=== YOUR GOAL ===
From the entries that follow, gather each line holding the word "JSON".

___

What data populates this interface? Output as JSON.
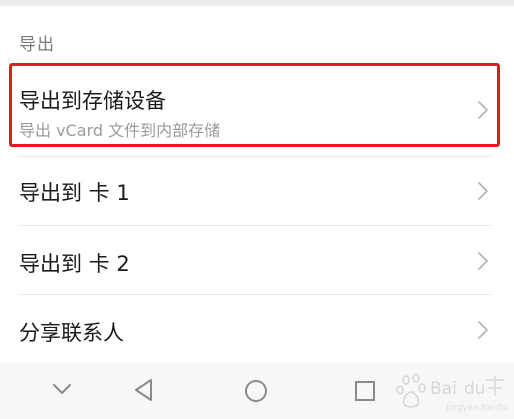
{
  "section": {
    "title": "导出"
  },
  "items": [
    {
      "title": "导出到存储设备",
      "subtitle": "导出 vCard 文件到内部存储"
    },
    {
      "title": "导出到 卡 1"
    },
    {
      "title": "导出到 卡 2"
    },
    {
      "title": "分享联系人"
    }
  ],
  "icons": {
    "chevron": "chevron-right-icon",
    "nav_down": "chevron-down-icon",
    "nav_back": "triangle-back-icon",
    "nav_home": "circle-home-icon",
    "nav_recent": "square-recent-icon"
  },
  "colors": {
    "highlight": "#e5191f",
    "title_text": "#1a1a1a",
    "secondary_text": "#9a9a9a",
    "header_text": "#7a7a7a"
  }
}
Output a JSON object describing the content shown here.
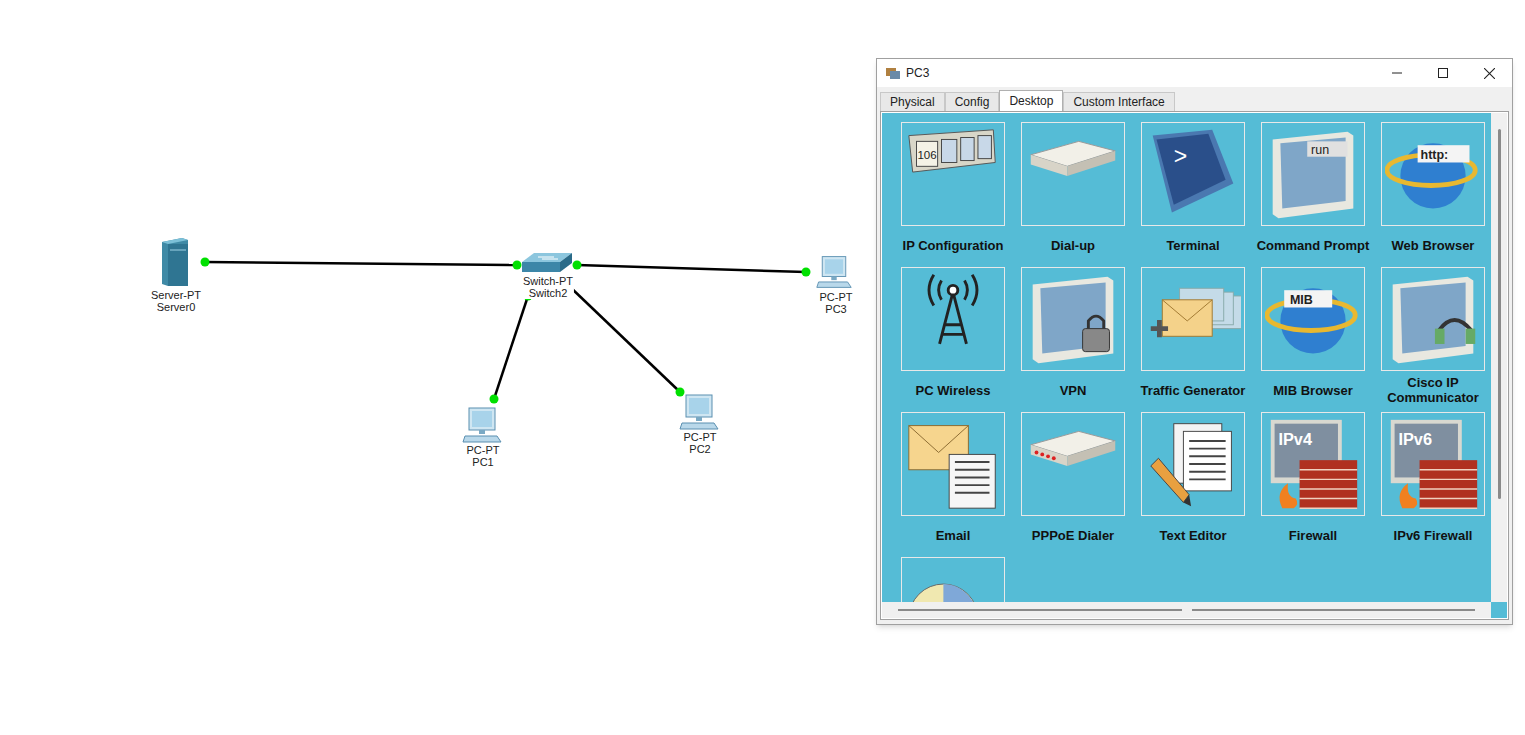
{
  "diagram": {
    "nodes": [
      {
        "kind": "server",
        "labels": [
          "Server-PT",
          "Server0"
        ]
      },
      {
        "kind": "switch",
        "labels": [
          "Switch-PT",
          "Switch2"
        ]
      },
      {
        "kind": "pc",
        "labels": [
          "PC-PT",
          "PC3"
        ]
      },
      {
        "kind": "pc",
        "labels": [
          "PC-PT",
          "PC1"
        ]
      },
      {
        "kind": "pc",
        "labels": [
          "PC-PT",
          "PC2"
        ]
      }
    ],
    "links": [
      {
        "up": true,
        "color": "#00e000"
      },
      {
        "up": true,
        "color": "#00e000"
      },
      {
        "up": true,
        "color": "#00e000"
      },
      {
        "up": true,
        "color": "#00e000"
      }
    ]
  },
  "window": {
    "title": "PC3",
    "tabs": [
      {
        "label": "Physical",
        "selected": false
      },
      {
        "label": "Config",
        "selected": false
      },
      {
        "label": "Desktop",
        "selected": true
      },
      {
        "label": "Custom Interface",
        "selected": false
      }
    ],
    "apps": [
      {
        "kind": "ipconfig",
        "label": "IP Configuration",
        "badge": "106"
      },
      {
        "kind": "dialup",
        "label": "Dial-up"
      },
      {
        "kind": "terminal",
        "label": "Terminal",
        "badge": ">"
      },
      {
        "kind": "cmd",
        "label": "Command Prompt",
        "badge": "run"
      },
      {
        "kind": "browser",
        "label": "Web Browser",
        "badge": "http:"
      },
      {
        "kind": "wireless",
        "label": "PC Wireless"
      },
      {
        "kind": "vpn",
        "label": "VPN"
      },
      {
        "kind": "traffic",
        "label": "Traffic Generator"
      },
      {
        "kind": "mib",
        "label": "MIB Browser",
        "badge": "MIB"
      },
      {
        "kind": "communicator",
        "label": "Cisco IP Communicator"
      },
      {
        "kind": "email",
        "label": "Email"
      },
      {
        "kind": "pppoe",
        "label": "PPPoE Dialer"
      },
      {
        "kind": "editor",
        "label": "Text Editor"
      },
      {
        "kind": "firewall",
        "label": "Firewall",
        "badge": "IPv4"
      },
      {
        "kind": "firewall",
        "label": "IPv6 Firewall",
        "badge": "IPv6"
      },
      {
        "kind": "chart",
        "label": ""
      }
    ]
  }
}
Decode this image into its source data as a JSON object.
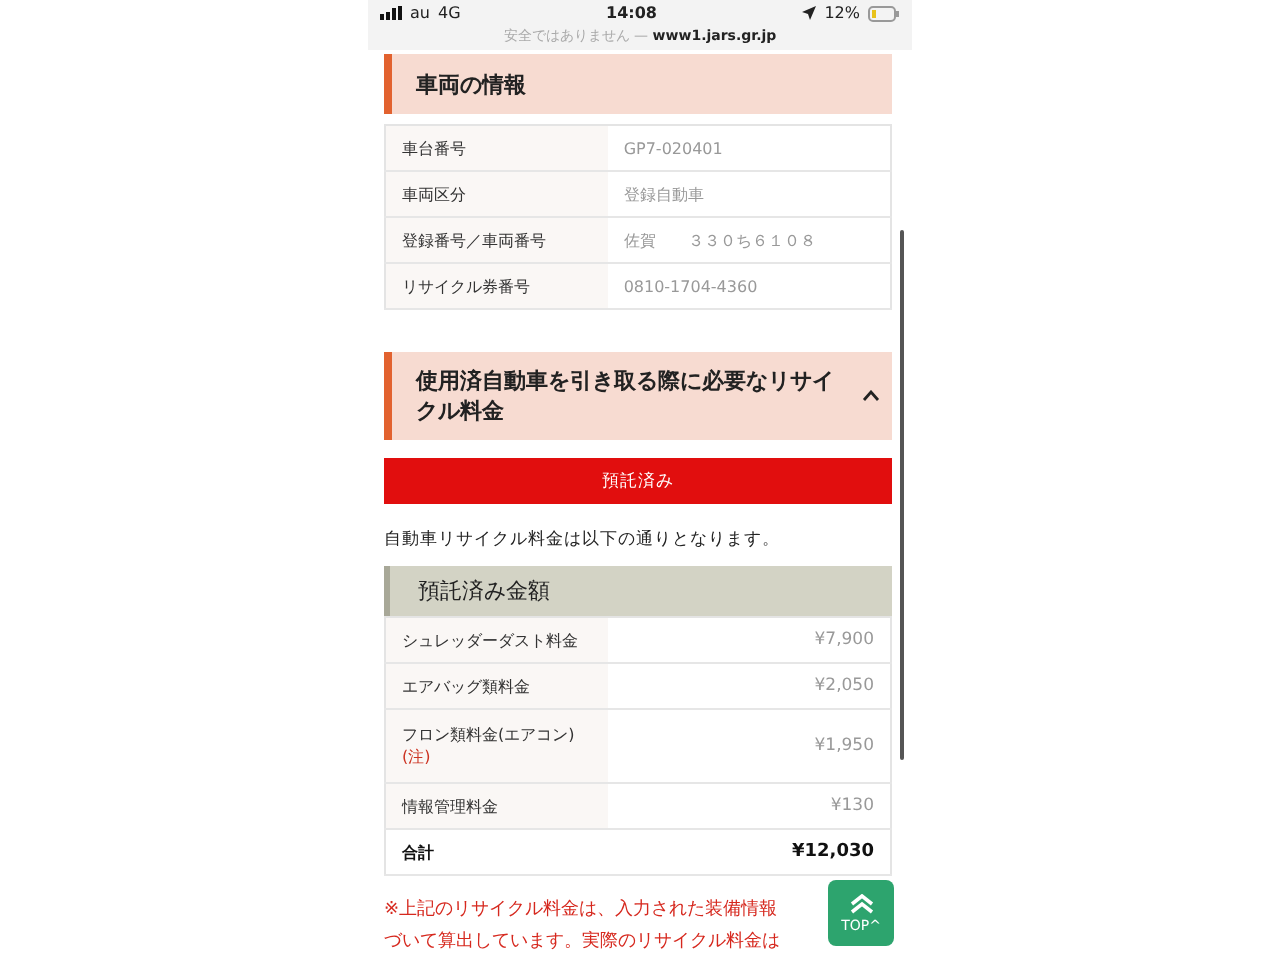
{
  "status_bar": {
    "carrier": "au",
    "network": "4G",
    "time": "14:08",
    "battery": "12%",
    "url_prefix": "安全ではありません —",
    "url": "www1.jars.gr.jp"
  },
  "vehicle_section": {
    "title": "車両の情報",
    "rows": [
      {
        "label": "車台番号",
        "value": "GP7-020401"
      },
      {
        "label": "車両区分",
        "value": "登録自動車"
      },
      {
        "label": "登録番号／車両番号",
        "value": "佐賀　　３３０ち６１０８"
      },
      {
        "label": "リサイクル券番号",
        "value": "0810-1704-4360"
      }
    ]
  },
  "fee_section": {
    "title": "使用済自動車を引き取る際に必要なリサイクル料金",
    "expanded": true,
    "status_button": "預託済み",
    "intro": "自動車リサイクル料金は以下の通りとなります。",
    "table_title": "預託済み金額",
    "rows": [
      {
        "label": "シュレッダーダスト料金",
        "value": "¥7,900",
        "kind": "item"
      },
      {
        "label": "エアバッグ類料金",
        "value": "¥2,050",
        "kind": "item"
      },
      {
        "label": "フロン類料金(エアコン)",
        "note": "(注)",
        "value": "¥1,950",
        "kind": "item"
      },
      {
        "label": "情報管理料金",
        "value": "¥130",
        "kind": "item"
      },
      {
        "label": "合計",
        "value": "¥12,030",
        "kind": "total"
      }
    ],
    "notes": [
      "※上記のリサイクル料金は、入力された装備情報",
      "づいて算出しています。実際のリサイクル料金は"
    ]
  },
  "top_button": "TOP^"
}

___

=== RESULT ===
What data populates this interface? Output as JSON.
Output a JSON object describing the content shown here.
Decode this image into its source data as a JSON object.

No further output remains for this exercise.